- Multiple disk failures – An array will fail if too many disks fail concurrently. While arrays can be run in degraded mode when experiencing a failed disk, this practice is not recommended as it can result in a total failure of the array.
- Failed RAID controller – All array operations are directed by the RAID controller. Power surges or other types of problems can cause the controller to fail. The array can experience multiple performance problems and may become inaccessible.
- Infrastructure issues – If the server hosting the RAID array crashes, the storage system can become inaccessible.
- Faulty volume rebuilds – An incorrectly rebuilt RAID volume can lead to degraded data access or a complete failure of the array.
Drive failures should be addressed and resolved as soon as possible. Letting an array continue to function at a degraded capacity opens the door for further problems and will increase the time necessary to repair the system. A large and complex RAID array that has experienced a failure can take an extended amount of time to rebuild.
Monitoring RAID Arrays
Unmonitored RAID arrays can be afflicted by degraded performance and potential data loss. Monitoring can be done using proprietary software supplied by the array’s hardware manufacturers. It can also be accomplished with general infrastructure monitoring tools that provide the necessary visibility into the array’s components of physical and logical disks.
When RAID arrays are implemented in-house, an organization’s storage team is usually responsible for monitoring the system. Based on the type of server you obtain from a cloud provider, the vendor may handle monitoring the array and making sure your data is safe and accessible.
Atlantic.Net’s RAID Offerings
Atlantic.Net has several different RAID implementations available for customers using their dedicated or VPS hosting offerings.
Customers who select a VPS solution have a highly redundant RAID 10 storage architecture protecting their data and ensuring high performance. The system keeps a business running by tolerating the failure of individual components while maintaining performance and data availability.
Choosing to deploy a dedicated server enables customers to choose from these storage options:
- SATA SSD RAID1;
- SATA SSD RAID10;
- NVMe SSD RAID10;
- A fully customizable implementation that provides any RAID level the customer desires.
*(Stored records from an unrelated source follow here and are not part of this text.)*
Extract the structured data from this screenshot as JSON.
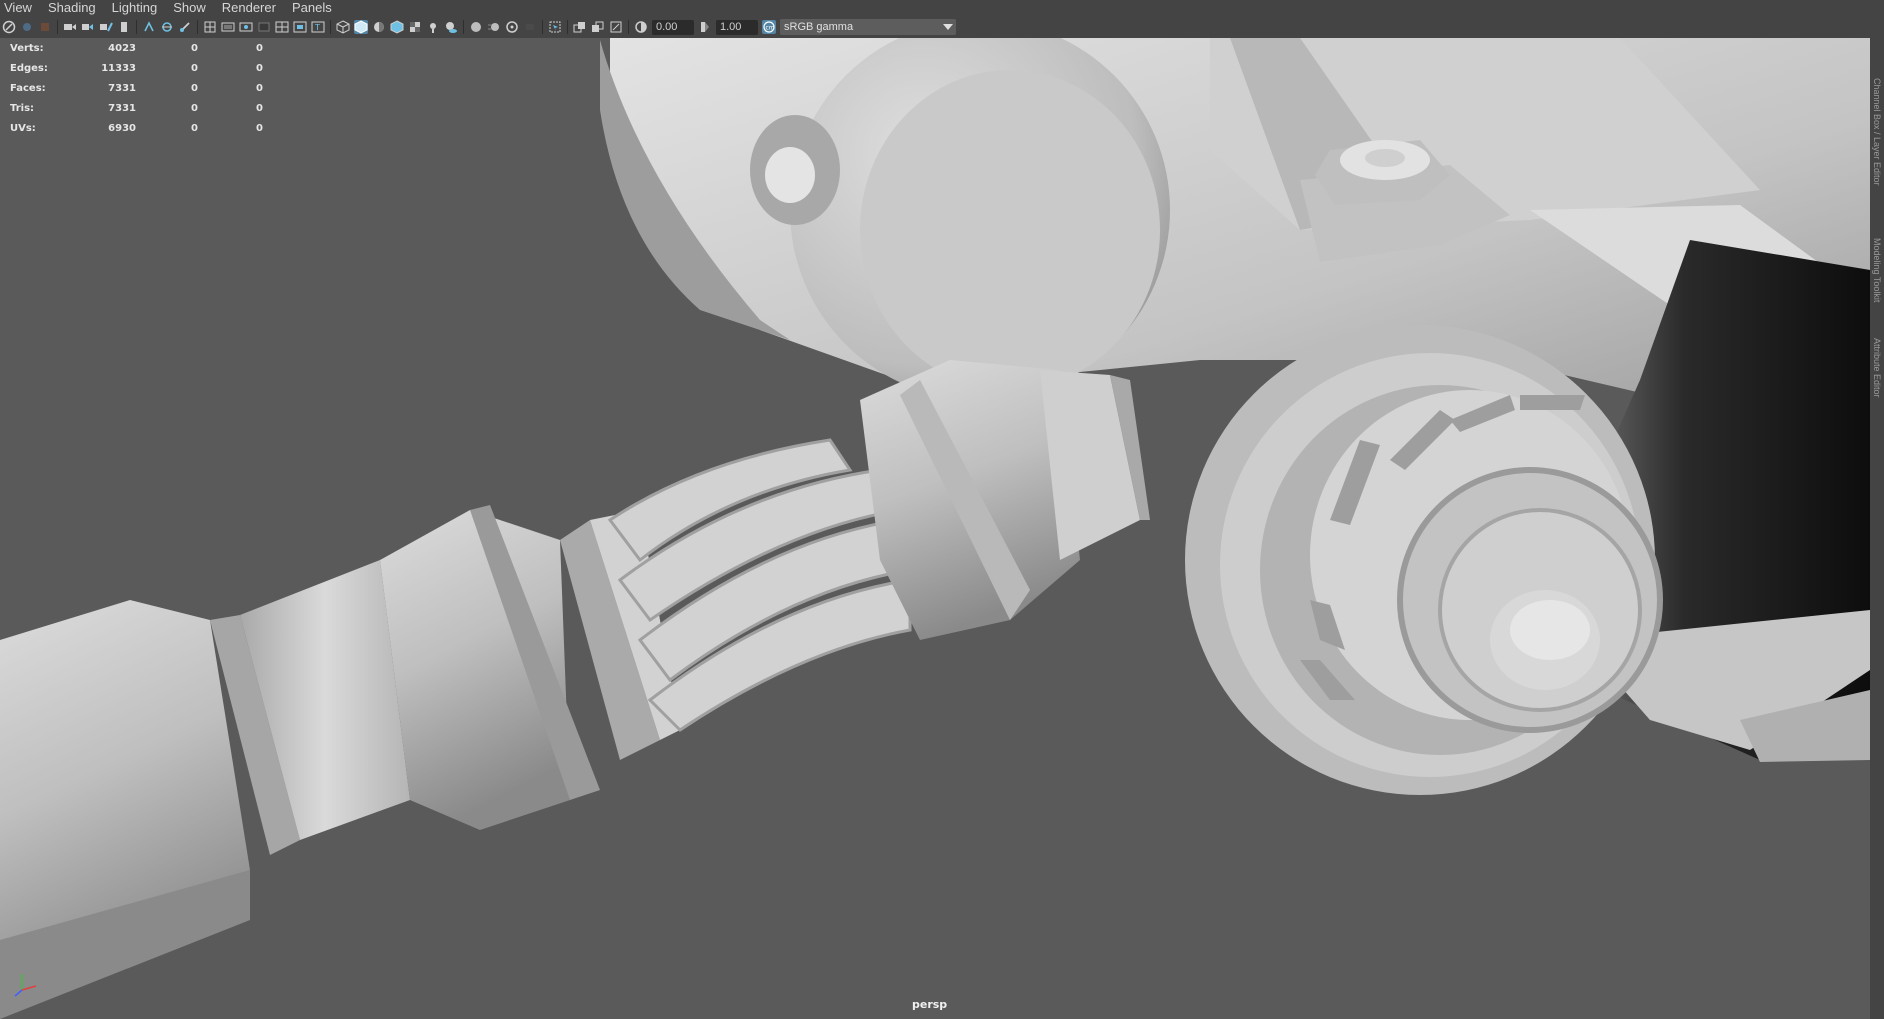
{
  "menubar": {
    "items": [
      "View",
      "Shading",
      "Lighting",
      "Show",
      "Renderer",
      "Panels"
    ]
  },
  "toolbar": {
    "exposure_value": "0.00",
    "gamma_value": "1.00",
    "color_management": {
      "selected": "sRGB gamma"
    },
    "accent_color": "#5285a6"
  },
  "hud": {
    "rows": [
      {
        "label": "Verts:",
        "v1": "4023",
        "v2": "0",
        "v3": "0"
      },
      {
        "label": "Edges:",
        "v1": "11333",
        "v2": "0",
        "v3": "0"
      },
      {
        "label": "Faces:",
        "v1": "7331",
        "v2": "0",
        "v3": "0"
      },
      {
        "label": "Tris:",
        "v1": "7331",
        "v2": "0",
        "v3": "0"
      },
      {
        "label": "UVs:",
        "v1": "6930",
        "v2": "0",
        "v3": "0"
      }
    ]
  },
  "viewport": {
    "camera": "persp",
    "background_color": "#5a5a5a",
    "model_color": "#c8c8c8"
  },
  "right_panel": {
    "tabs": [
      "Channel Box / Layer Editor",
      "Modeling Toolkit",
      "Attribute Editor"
    ]
  }
}
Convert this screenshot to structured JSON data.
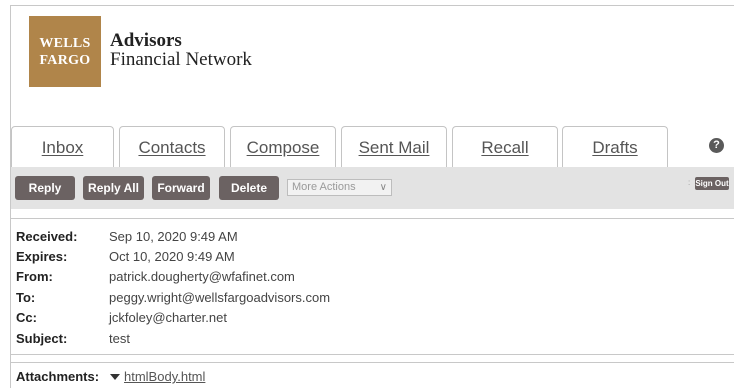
{
  "logo": {
    "line1": "WELLS",
    "line2": "FARGO"
  },
  "brand": {
    "line1": "Advisors",
    "line2": "Financial Network"
  },
  "tabs": [
    {
      "label": "Inbox"
    },
    {
      "label": "Contacts"
    },
    {
      "label": "Compose"
    },
    {
      "label": "Sent Mail"
    },
    {
      "label": "Recall"
    },
    {
      "label": "Drafts"
    }
  ],
  "help_glyph": "?",
  "toolbar": {
    "reply": "Reply",
    "reply_all": "Reply All",
    "forward": "Forward",
    "delete": "Delete",
    "more_actions": "More Actions",
    "sign_out": "Sign Out"
  },
  "message": {
    "received_label": "Received:",
    "received": "Sep 10, 2020 9:49 AM",
    "expires_label": "Expires:",
    "expires": "Oct 10, 2020 9:49 AM",
    "from_label": "From:",
    "from": "patrick.dougherty@wfafinet.com",
    "to_label": "To:",
    "to": "peggy.wright@wellsfargoadvisors.com",
    "cc_label": "Cc:",
    "cc": "jckfoley@charter.net",
    "subject_label": "Subject:",
    "subject": "test"
  },
  "attachments": {
    "label": "Attachments:",
    "file": "htmlBody.html"
  },
  "colors": {
    "logo_bg": "#b0854a",
    "button_bg": "#6b6262",
    "toolbar_bg": "#e3e3e3"
  }
}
Whichever hosting option your company chooses, its data will be well-protected and always available when needed with the RAID options available from Atlantic.Net.